> WHAT YOU ARE ASKED TO DO: Scan the data below. Pull out each line where "Lembrete" occurs.

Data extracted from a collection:
--------
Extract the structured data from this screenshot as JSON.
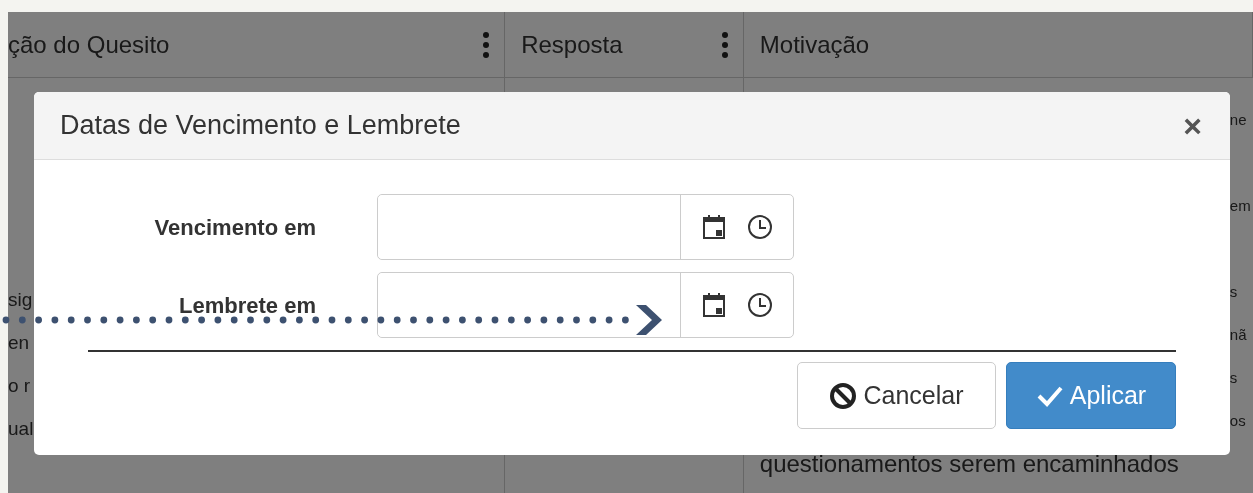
{
  "table": {
    "columns": [
      {
        "label": "ção do Quesito",
        "menu": true
      },
      {
        "label": "Resposta",
        "menu": true
      },
      {
        "label": "Motivação",
        "menu": false
      }
    ],
    "column_1_fragments": [
      "sig",
      "en",
      "o r",
      "ual"
    ],
    "column_3_fragments": [
      "ne",
      "em",
      "s",
      "nã",
      "s",
      "os"
    ],
    "column_3_last_line": "questionamentos serem encaminhados"
  },
  "dialog": {
    "title": "Datas de Vencimento e Lembrete",
    "close": "×",
    "fields": [
      {
        "label": "Vencimento em"
      },
      {
        "label": "Lembrete em"
      }
    ],
    "buttons": [
      {
        "label": "Cancelar",
        "kind": "cancel"
      },
      {
        "label": "Aplicar",
        "kind": "apply"
      }
    ]
  }
}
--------
> RESULT OF THIS TASK:
    "title": "Datas de Vencimento e Lembrete",
        "label": "Lembrete em"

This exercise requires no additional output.